• [Task goal]: The data must be given again exactly as written, with all images omitted.

Dataset entries:

================

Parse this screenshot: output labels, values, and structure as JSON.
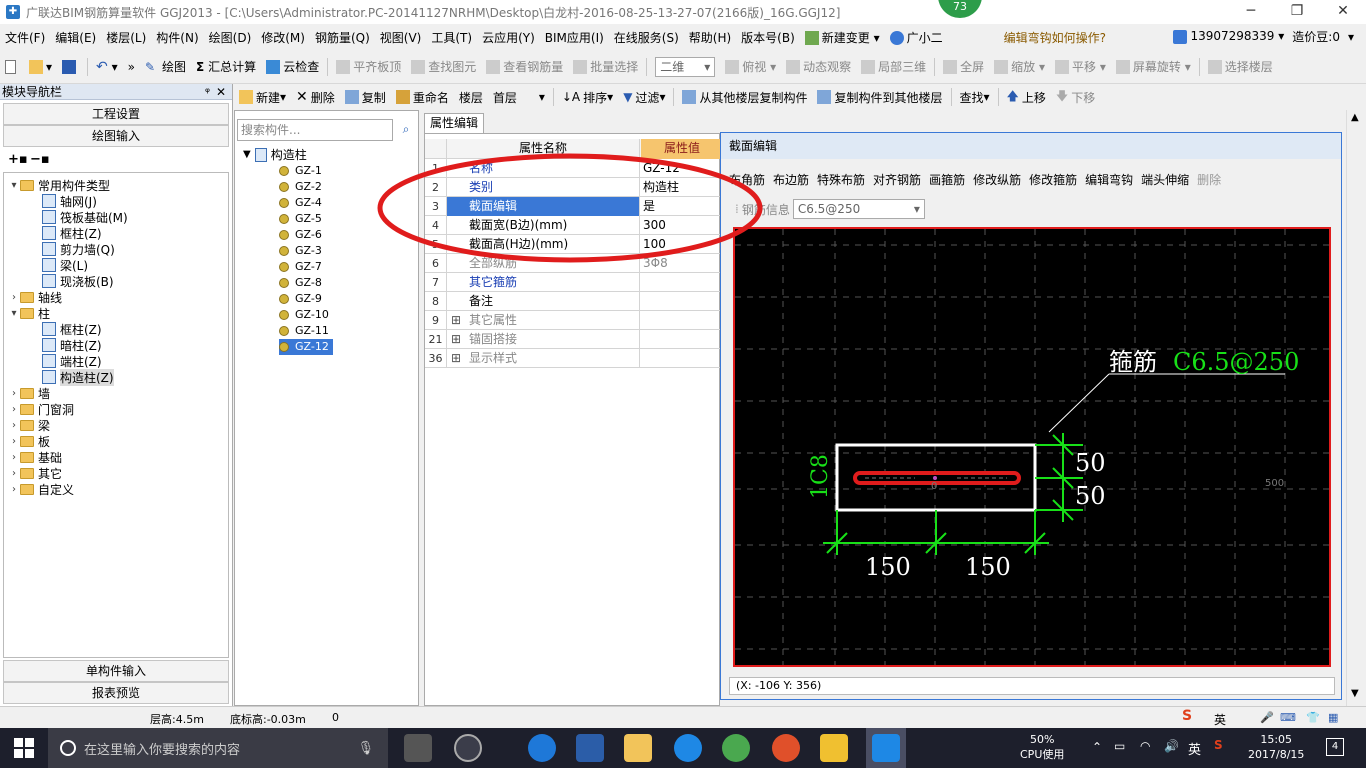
{
  "titlebar": {
    "title": "广联达BIM钢筋算量软件 GGJ2013 - [C:\\Users\\Administrator.PC-20141127NRHM\\Desktop\\白龙村-2016-08-25-13-27-07(2166版)_16G.GGJ12]",
    "badge": "73"
  },
  "menu": {
    "items": [
      "文件(F)",
      "编辑(E)",
      "楼层(L)",
      "构件(N)",
      "绘图(D)",
      "修改(M)",
      "钢筋量(Q)",
      "视图(V)",
      "工具(T)",
      "云应用(Y)",
      "BIM应用(I)",
      "在线服务(S)",
      "帮助(H)",
      "版本号(B)",
      "新建变更",
      "广小二"
    ],
    "hint": "编辑弯钩如何操作?",
    "account": "13907298339",
    "price": "造价豆:0"
  },
  "toolbar1": {
    "draw": "绘图",
    "sum": "汇总计算",
    "cloudcheck": "云检查",
    "flat": "平齐板顶",
    "find": "查找图元",
    "viewrebar": "查看钢筋量",
    "batch": "批量选择",
    "view2d": "二维",
    "top": "俯视",
    "dynamic": "动态观察",
    "local3d": "局部三维",
    "fullscreen": "全屏",
    "zoom": "缩放",
    "pan": "平移",
    "rotate": "屏幕旋转",
    "selectfloor": "选择楼层"
  },
  "toolbar2": {
    "new": "新建",
    "delete": "删除",
    "copy": "复制",
    "rename": "重命名",
    "floor_label": "楼层",
    "floor_value": "首层",
    "sort": "排序",
    "filter": "过滤",
    "copy_from": "从其他楼层复制构件",
    "copy_to": "复制构件到其他楼层",
    "findbtn": "查找",
    "up": "上移",
    "down": "下移"
  },
  "leftpanel": {
    "header": "模块导航栏",
    "btn_project": "工程设置",
    "btn_draw": "绘图输入",
    "btn_single": "单构件输入",
    "btn_report": "报表预览",
    "tree": [
      {
        "label": "常用构件类型",
        "level": 0,
        "folder": true,
        "open": true
      },
      {
        "label": "轴网(J)",
        "level": 1
      },
      {
        "label": "筏板基础(M)",
        "level": 1
      },
      {
        "label": "框柱(Z)",
        "level": 1
      },
      {
        "label": "剪力墙(Q)",
        "level": 1
      },
      {
        "label": "梁(L)",
        "level": 1
      },
      {
        "label": "现浇板(B)",
        "level": 1
      },
      {
        "label": "轴线",
        "level": 0,
        "folder": true
      },
      {
        "label": "柱",
        "level": 0,
        "folder": true,
        "open": true
      },
      {
        "label": "框柱(Z)",
        "level": 1
      },
      {
        "label": "暗柱(Z)",
        "level": 1
      },
      {
        "label": "端柱(Z)",
        "level": 1
      },
      {
        "label": "构造柱(Z)",
        "level": 1,
        "selected": true
      },
      {
        "label": "墙",
        "level": 0,
        "folder": true
      },
      {
        "label": "门窗洞",
        "level": 0,
        "folder": true
      },
      {
        "label": "梁",
        "level": 0,
        "folder": true
      },
      {
        "label": "板",
        "level": 0,
        "folder": true
      },
      {
        "label": "基础",
        "level": 0,
        "folder": true
      },
      {
        "label": "其它",
        "level": 0,
        "folder": true
      },
      {
        "label": "自定义",
        "level": 0,
        "folder": true
      }
    ]
  },
  "midpanel": {
    "search_placeholder": "搜索构件...",
    "root": "构造柱",
    "items": [
      "GZ-1",
      "GZ-2",
      "GZ-4",
      "GZ-5",
      "GZ-6",
      "GZ-3",
      "GZ-7",
      "GZ-8",
      "GZ-9",
      "GZ-10",
      "GZ-11",
      "GZ-12"
    ],
    "active": "GZ-12"
  },
  "props": {
    "tab": "属性编辑",
    "col_name": "属性名称",
    "col_value": "属性值",
    "rows": [
      {
        "num": "1",
        "name": "名称",
        "value": "GZ-12",
        "style": "blue"
      },
      {
        "num": "2",
        "name": "类别",
        "value": "构造柱",
        "style": "blue"
      },
      {
        "num": "3",
        "name": "截面编辑",
        "value": "是",
        "style": "hl"
      },
      {
        "num": "4",
        "name": "截面宽(B边)(mm)",
        "value": "300",
        "style": ""
      },
      {
        "num": "5",
        "name": "截面高(H边)(mm)",
        "value": "100",
        "style": ""
      },
      {
        "num": "6",
        "name": "全部纵筋",
        "value": "3Φ8",
        "style": "gray"
      },
      {
        "num": "7",
        "name": "其它箍筋",
        "value": "",
        "style": "blue"
      },
      {
        "num": "8",
        "name": "备注",
        "value": "",
        "style": ""
      },
      {
        "num": "9",
        "name": "其它属性",
        "value": "",
        "style": "gray",
        "expand": true
      },
      {
        "num": "21",
        "name": "锚固搭接",
        "value": "",
        "style": "gray",
        "expand": true
      },
      {
        "num": "36",
        "name": "显示样式",
        "value": "",
        "style": "gray",
        "expand": true
      }
    ]
  },
  "section": {
    "title": "截面编辑",
    "tools": [
      "布角筋",
      "布边筋",
      "特殊布筋",
      "对齐钢筋",
      "画箍筋",
      "修改纵筋",
      "修改箍筋",
      "编辑弯钩",
      "端头伸缩",
      "删除"
    ],
    "rebar_label": "钢筋信息",
    "rebar_value": "C6.5@250",
    "stirrup_label": "箍筋",
    "stirrup_value": "C6.5@250",
    "rebar_left": "1C8",
    "dim_right_top": "50",
    "dim_right_bottom": "50",
    "dim_bottom_left": "150",
    "dim_bottom_right": "150",
    "center_mark": "0",
    "axis_label": "500",
    "coords": "(X: -106 Y: 356)"
  },
  "statusbar": {
    "floor_height": "层高:4.5m",
    "base_height": "底标高:-0.03m",
    "zero": "0"
  },
  "taskbar": {
    "search_placeholder": "在这里输入你要搜索的内容",
    "cpu_percent": "50%",
    "cpu_label": "CPU使用",
    "ime": "英",
    "time": "15:05",
    "date": "2017/8/15",
    "notif": "4"
  },
  "colors": {
    "accent": "#3a78d6",
    "annotation_red": "#e01c1c",
    "rebar_green": "#18e018",
    "canvas_bg": "#000000"
  }
}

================

• [Output of the task]:
Parse this screenshot: output labels, values, and structure as JSON.
{
  "titlebar": {
    "title": "广联达BIM钢筋算量软件 GGJ2013 - [C:\\Users\\Administrator.PC-20141127NRHM\\Desktop\\白龙村-2016-08-25-13-27-07(2166版)_16G.GGJ12]",
    "badge": "73"
  },
  "menu": {
    "items": [
      "文件(F)",
      "编辑(E)",
      "楼层(L)",
      "构件(N)",
      "绘图(D)",
      "修改(M)",
      "钢筋量(Q)",
      "视图(V)",
      "工具(T)",
      "云应用(Y)",
      "BIM应用(I)",
      "在线服务(S)",
      "帮助(H)",
      "版本号(B)",
      "新建变更",
      "广小二"
    ],
    "hint": "编辑弯钩如何操作?",
    "account": "13907298339",
    "price": "造价豆:0"
  },
  "toolbar1": {
    "draw": "绘图",
    "sum": "汇总计算",
    "cloudcheck": "云检查",
    "flat": "平齐板顶",
    "find": "查找图元",
    "viewrebar": "查看钢筋量",
    "batch": "批量选择",
    "view2d": "二维",
    "top": "俯视",
    "dynamic": "动态观察",
    "local3d": "局部三维",
    "fullscreen": "全屏",
    "zoom": "缩放",
    "pan": "平移",
    "rotate": "屏幕旋转",
    "selectfloor": "选择楼层"
  },
  "toolbar2": {
    "new": "新建",
    "delete": "删除",
    "copy": "复制",
    "rename": "重命名",
    "floor_label": "楼层",
    "floor_value": "首层",
    "sort": "排序",
    "filter": "过滤",
    "copy_from": "从其他楼层复制构件",
    "copy_to": "复制构件到其他楼层",
    "findbtn": "查找",
    "up": "上移",
    "down": "下移"
  },
  "leftpanel": {
    "header": "模块导航栏",
    "btn_project": "工程设置",
    "btn_draw": "绘图输入",
    "btn_single": "单构件输入",
    "btn_report": "报表预览",
    "tree": [
      {
        "label": "常用构件类型",
        "level": 0,
        "folder": true,
        "open": true
      },
      {
        "label": "轴网(J)",
        "level": 1
      },
      {
        "label": "筏板基础(M)",
        "level": 1
      },
      {
        "label": "框柱(Z)",
        "level": 1
      },
      {
        "label": "剪力墙(Q)",
        "level": 1
      },
      {
        "label": "梁(L)",
        "level": 1
      },
      {
        "label": "现浇板(B)",
        "level": 1
      },
      {
        "label": "轴线",
        "level": 0,
        "folder": true
      },
      {
        "label": "柱",
        "level": 0,
        "folder": true,
        "open": true
      },
      {
        "label": "框柱(Z)",
        "level": 1
      },
      {
        "label": "暗柱(Z)",
        "level": 1
      },
      {
        "label": "端柱(Z)",
        "level": 1
      },
      {
        "label": "构造柱(Z)",
        "level": 1,
        "selected": true
      },
      {
        "label": "墙",
        "level": 0,
        "folder": true
      },
      {
        "label": "门窗洞",
        "level": 0,
        "folder": true
      },
      {
        "label": "梁",
        "level": 0,
        "folder": true
      },
      {
        "label": "板",
        "level": 0,
        "folder": true
      },
      {
        "label": "基础",
        "level": 0,
        "folder": true
      },
      {
        "label": "其它",
        "level": 0,
        "folder": true
      },
      {
        "label": "自定义",
        "level": 0,
        "folder": true
      }
    ]
  },
  "midpanel": {
    "search_placeholder": "搜索构件...",
    "root": "构造柱",
    "items": [
      "GZ-1",
      "GZ-2",
      "GZ-4",
      "GZ-5",
      "GZ-6",
      "GZ-3",
      "GZ-7",
      "GZ-8",
      "GZ-9",
      "GZ-10",
      "GZ-11",
      "GZ-12"
    ],
    "active": "GZ-12"
  },
  "props": {
    "tab": "属性编辑",
    "col_name": "属性名称",
    "col_value": "属性值",
    "rows": [
      {
        "num": "1",
        "name": "名称",
        "value": "GZ-12",
        "style": "blue"
      },
      {
        "num": "2",
        "name": "类别",
        "value": "构造柱",
        "style": "blue"
      },
      {
        "num": "3",
        "name": "截面编辑",
        "value": "是",
        "style": "hl"
      },
      {
        "num": "4",
        "name": "截面宽(B边)(mm)",
        "value": "300",
        "style": ""
      },
      {
        "num": "5",
        "name": "截面高(H边)(mm)",
        "value": "100",
        "style": ""
      },
      {
        "num": "6",
        "name": "全部纵筋",
        "value": "3Φ8",
        "style": "gray"
      },
      {
        "num": "7",
        "name": "其它箍筋",
        "value": "",
        "style": "blue"
      },
      {
        "num": "8",
        "name": "备注",
        "value": "",
        "style": ""
      },
      {
        "num": "9",
        "name": "其它属性",
        "value": "",
        "style": "gray",
        "expand": true
      },
      {
        "num": "21",
        "name": "锚固搭接",
        "value": "",
        "style": "gray",
        "expand": true
      },
      {
        "num": "36",
        "name": "显示样式",
        "value": "",
        "style": "gray",
        "expand": true
      }
    ]
  },
  "section": {
    "title": "截面编辑",
    "tools": [
      "布角筋",
      "布边筋",
      "特殊布筋",
      "对齐钢筋",
      "画箍筋",
      "修改纵筋",
      "修改箍筋",
      "编辑弯钩",
      "端头伸缩",
      "删除"
    ],
    "rebar_label": "钢筋信息",
    "rebar_value": "C6.5@250",
    "stirrup_label": "箍筋",
    "stirrup_value": "C6.5@250",
    "rebar_left": "1C8",
    "dim_right_top": "50",
    "dim_right_bottom": "50",
    "dim_bottom_left": "150",
    "dim_bottom_right": "150",
    "center_mark": "0",
    "axis_label": "500",
    "coords": "(X: -106 Y: 356)"
  },
  "statusbar": {
    "floor_height": "层高:4.5m",
    "base_height": "底标高:-0.03m",
    "zero": "0"
  },
  "taskbar": {
    "search_placeholder": "在这里输入你要搜索的内容",
    "cpu_percent": "50%",
    "cpu_label": "CPU使用",
    "ime": "英",
    "time": "15:05",
    "date": "2017/8/15",
    "notif": "4"
  },
  "colors": {
    "accent": "#3a78d6",
    "annotation_red": "#e01c1c",
    "rebar_green": "#18e018",
    "canvas_bg": "#000000"
  }
}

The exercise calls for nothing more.